TASK DESCRIPTION =>
Whenever a line below mentions the word "ByBlock", that line should be copied.

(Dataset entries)

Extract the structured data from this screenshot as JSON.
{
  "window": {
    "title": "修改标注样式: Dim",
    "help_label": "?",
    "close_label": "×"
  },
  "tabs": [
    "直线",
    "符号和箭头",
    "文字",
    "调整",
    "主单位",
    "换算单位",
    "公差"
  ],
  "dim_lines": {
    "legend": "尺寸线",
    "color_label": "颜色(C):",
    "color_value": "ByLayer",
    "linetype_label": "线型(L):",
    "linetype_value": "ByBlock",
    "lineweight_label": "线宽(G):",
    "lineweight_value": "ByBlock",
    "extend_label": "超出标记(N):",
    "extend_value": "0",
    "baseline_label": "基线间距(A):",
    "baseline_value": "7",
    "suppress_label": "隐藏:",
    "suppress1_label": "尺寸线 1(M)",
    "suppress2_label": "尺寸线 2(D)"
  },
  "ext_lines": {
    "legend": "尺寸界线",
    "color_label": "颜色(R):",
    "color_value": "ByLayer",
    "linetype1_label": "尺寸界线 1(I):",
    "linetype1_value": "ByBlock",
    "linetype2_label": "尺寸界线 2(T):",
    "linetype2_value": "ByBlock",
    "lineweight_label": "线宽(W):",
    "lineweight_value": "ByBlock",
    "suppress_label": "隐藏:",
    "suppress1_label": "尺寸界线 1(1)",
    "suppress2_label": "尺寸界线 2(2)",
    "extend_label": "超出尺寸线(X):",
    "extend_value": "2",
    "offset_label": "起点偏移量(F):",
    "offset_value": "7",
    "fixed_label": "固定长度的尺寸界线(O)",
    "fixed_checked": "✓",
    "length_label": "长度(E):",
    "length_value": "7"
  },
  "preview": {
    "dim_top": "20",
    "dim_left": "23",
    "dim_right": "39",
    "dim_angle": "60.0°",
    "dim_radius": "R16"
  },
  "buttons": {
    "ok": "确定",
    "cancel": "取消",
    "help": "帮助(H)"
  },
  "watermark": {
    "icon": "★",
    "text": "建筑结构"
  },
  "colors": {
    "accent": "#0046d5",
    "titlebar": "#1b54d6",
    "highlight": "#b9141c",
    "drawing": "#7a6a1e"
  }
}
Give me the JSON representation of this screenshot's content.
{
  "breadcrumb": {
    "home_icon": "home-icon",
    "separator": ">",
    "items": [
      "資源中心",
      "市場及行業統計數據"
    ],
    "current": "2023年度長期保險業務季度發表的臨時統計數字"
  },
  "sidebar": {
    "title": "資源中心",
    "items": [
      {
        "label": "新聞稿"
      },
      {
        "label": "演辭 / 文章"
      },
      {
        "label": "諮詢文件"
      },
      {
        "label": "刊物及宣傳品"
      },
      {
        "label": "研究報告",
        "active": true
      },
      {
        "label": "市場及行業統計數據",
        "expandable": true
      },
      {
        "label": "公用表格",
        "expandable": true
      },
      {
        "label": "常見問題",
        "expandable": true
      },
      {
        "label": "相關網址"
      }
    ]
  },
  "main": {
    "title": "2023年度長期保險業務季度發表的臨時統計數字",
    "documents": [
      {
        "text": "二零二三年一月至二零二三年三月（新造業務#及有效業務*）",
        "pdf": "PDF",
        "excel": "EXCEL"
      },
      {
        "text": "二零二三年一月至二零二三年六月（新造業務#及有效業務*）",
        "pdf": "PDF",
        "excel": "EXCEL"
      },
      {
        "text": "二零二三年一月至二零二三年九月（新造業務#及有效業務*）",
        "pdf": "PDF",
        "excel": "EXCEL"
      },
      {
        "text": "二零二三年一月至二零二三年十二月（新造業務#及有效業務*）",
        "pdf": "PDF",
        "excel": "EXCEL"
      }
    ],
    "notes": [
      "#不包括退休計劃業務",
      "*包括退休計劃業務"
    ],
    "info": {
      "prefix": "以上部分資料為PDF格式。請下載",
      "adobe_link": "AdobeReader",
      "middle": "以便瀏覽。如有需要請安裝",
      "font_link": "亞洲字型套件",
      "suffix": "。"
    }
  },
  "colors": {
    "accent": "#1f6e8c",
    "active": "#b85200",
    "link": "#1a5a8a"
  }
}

ANSWER =>
    "linetype_value": "ByBlock",
    "lineweight_value": "ByBlock",
    "linetype1_value": "ByBlock",
    "linetype2_value": "ByBlock",
    "lineweight_value": "ByBlock",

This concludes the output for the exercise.